» **Work item**
Output the full listing below exactly; the images stay out.

# # # # # # #

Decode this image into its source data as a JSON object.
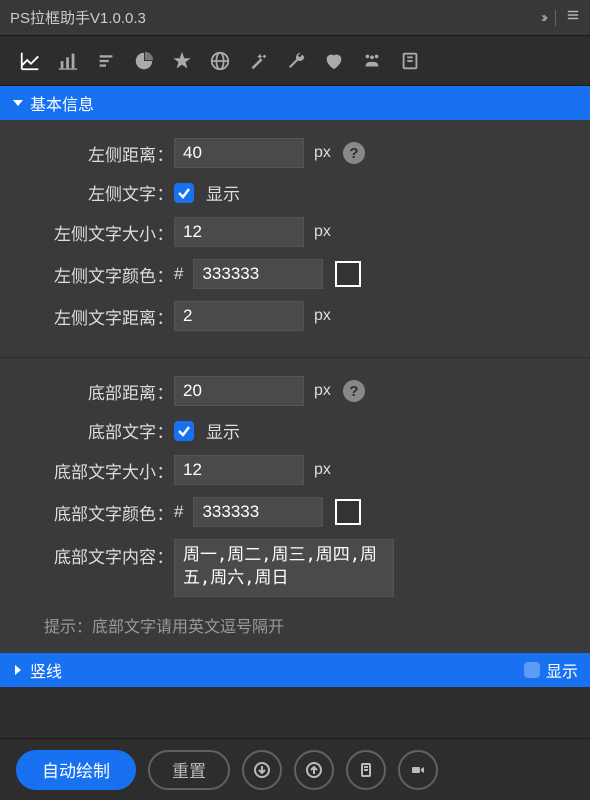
{
  "title": "PS拉框助手V1.0.0.3",
  "sections": {
    "basic": {
      "header": "基本信息",
      "left": {
        "distance_label": "左侧距离",
        "distance_value": "40",
        "distance_unit": "px",
        "text_label": "左侧文字",
        "text_checked": true,
        "text_show": "显示",
        "size_label": "左侧文字大小",
        "size_value": "12",
        "size_unit": "px",
        "color_label": "左侧文字颜色",
        "color_value": "333333",
        "color_swatch": "#333333",
        "gap_label": "左侧文字距离",
        "gap_value": "2",
        "gap_unit": "px"
      },
      "bottom": {
        "distance_label": "底部距离",
        "distance_value": "20",
        "distance_unit": "px",
        "text_label": "底部文字",
        "text_checked": true,
        "text_show": "显示",
        "size_label": "底部文字大小",
        "size_value": "12",
        "size_unit": "px",
        "color_label": "底部文字颜色",
        "color_value": "333333",
        "color_swatch": "#333333",
        "content_label": "底部文字内容",
        "content_value": "周一,周二,周三,周四,周五,周六,周日",
        "hint": "提示：底部文字请用英文逗号隔开"
      }
    },
    "vline": {
      "header": "竖线",
      "toggle_label": "显示"
    }
  },
  "footer": {
    "auto_draw": "自动绘制",
    "reset": "重置"
  },
  "icons": {
    "toolbar": [
      "line-up-chart",
      "bar-chart",
      "list",
      "pie",
      "star",
      "globe",
      "magic",
      "wrench",
      "heart",
      "dog",
      "book"
    ]
  }
}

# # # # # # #

» **Reply to the exercise**
Decode this image into its source data as a JSON object.
{
  "title": "PS拉框助手V1.0.0.3",
  "sections": {
    "basic": {
      "header": "基本信息",
      "left": {
        "distance_label": "左侧距离",
        "distance_value": "40",
        "distance_unit": "px",
        "text_label": "左侧文字",
        "text_checked": true,
        "text_show": "显示",
        "size_label": "左侧文字大小",
        "size_value": "12",
        "size_unit": "px",
        "color_label": "左侧文字颜色",
        "color_value": "333333",
        "color_swatch": "#333333",
        "gap_label": "左侧文字距离",
        "gap_value": "2",
        "gap_unit": "px"
      },
      "bottom": {
        "distance_label": "底部距离",
        "distance_value": "20",
        "distance_unit": "px",
        "text_label": "底部文字",
        "text_checked": true,
        "text_show": "显示",
        "size_label": "底部文字大小",
        "size_value": "12",
        "size_unit": "px",
        "color_label": "底部文字颜色",
        "color_value": "333333",
        "color_swatch": "#333333",
        "content_label": "底部文字内容",
        "content_value": "周一,周二,周三,周四,周五,周六,周日",
        "hint": "提示：底部文字请用英文逗号隔开"
      }
    },
    "vline": {
      "header": "竖线",
      "toggle_label": "显示"
    }
  },
  "footer": {
    "auto_draw": "自动绘制",
    "reset": "重置"
  },
  "icons": {
    "toolbar": [
      "line-up-chart",
      "bar-chart",
      "list",
      "pie",
      "star",
      "globe",
      "magic",
      "wrench",
      "heart",
      "dog",
      "book"
    ]
  }
}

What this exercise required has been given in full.